The article argues that Rousseau's thought is unified by a non-materialistic, non-deterministic version of naturalism, according to which human beings are intrinsically good and intrinsically free, and at the same time moulded by their natural and social environment. Within that unity the article identifies a deep, creative tension between two competing visions of the best attainable form of human life: On the one hand a vision of a unified, integrated life (a life of goodness), in which inner conflicts are at a minimum and the goal is happiness; on the other hand a vision of a divided life (a life of virtue) whose goal is self-mastery. In support of this interpretation of Rousseau, the article subjects the readings of Cassirer and Strauss-Masters to a detailed critique. It concludes with a brief examination of Rousseau's intriguing claim that he would 'rather be a man of paradoxes than a man of prejudices'.
|Number of pages||13|

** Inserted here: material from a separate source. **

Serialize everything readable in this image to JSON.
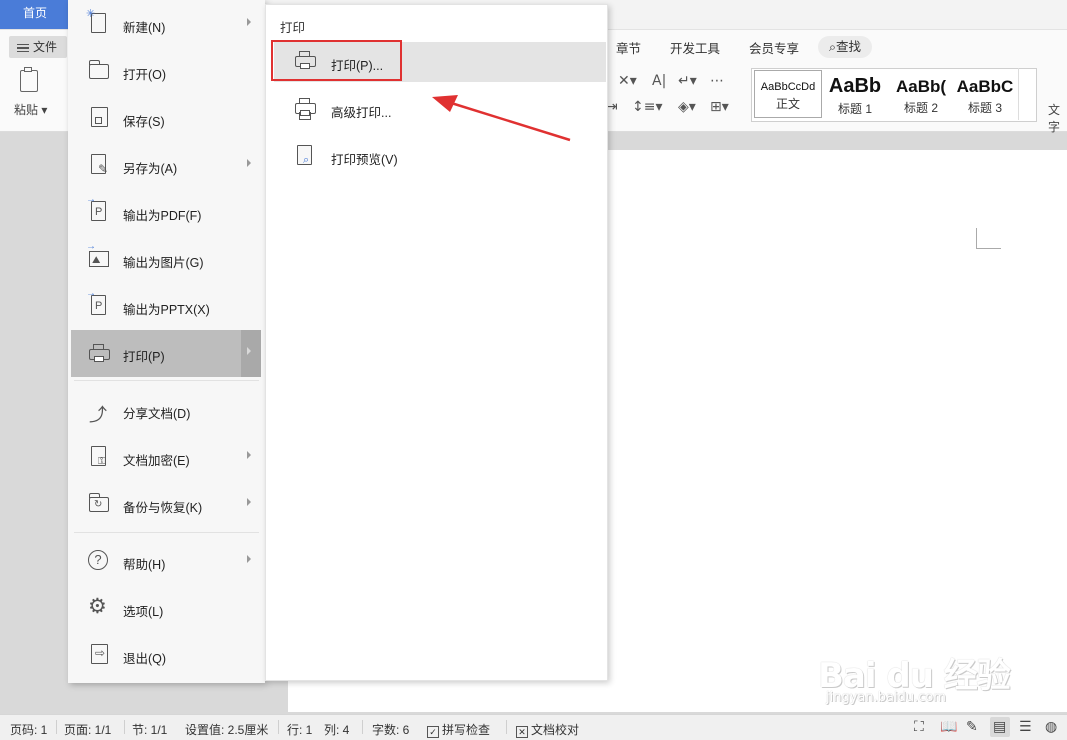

|Journal||History of Political Thought|
|Publication status||Published - Mar 2004|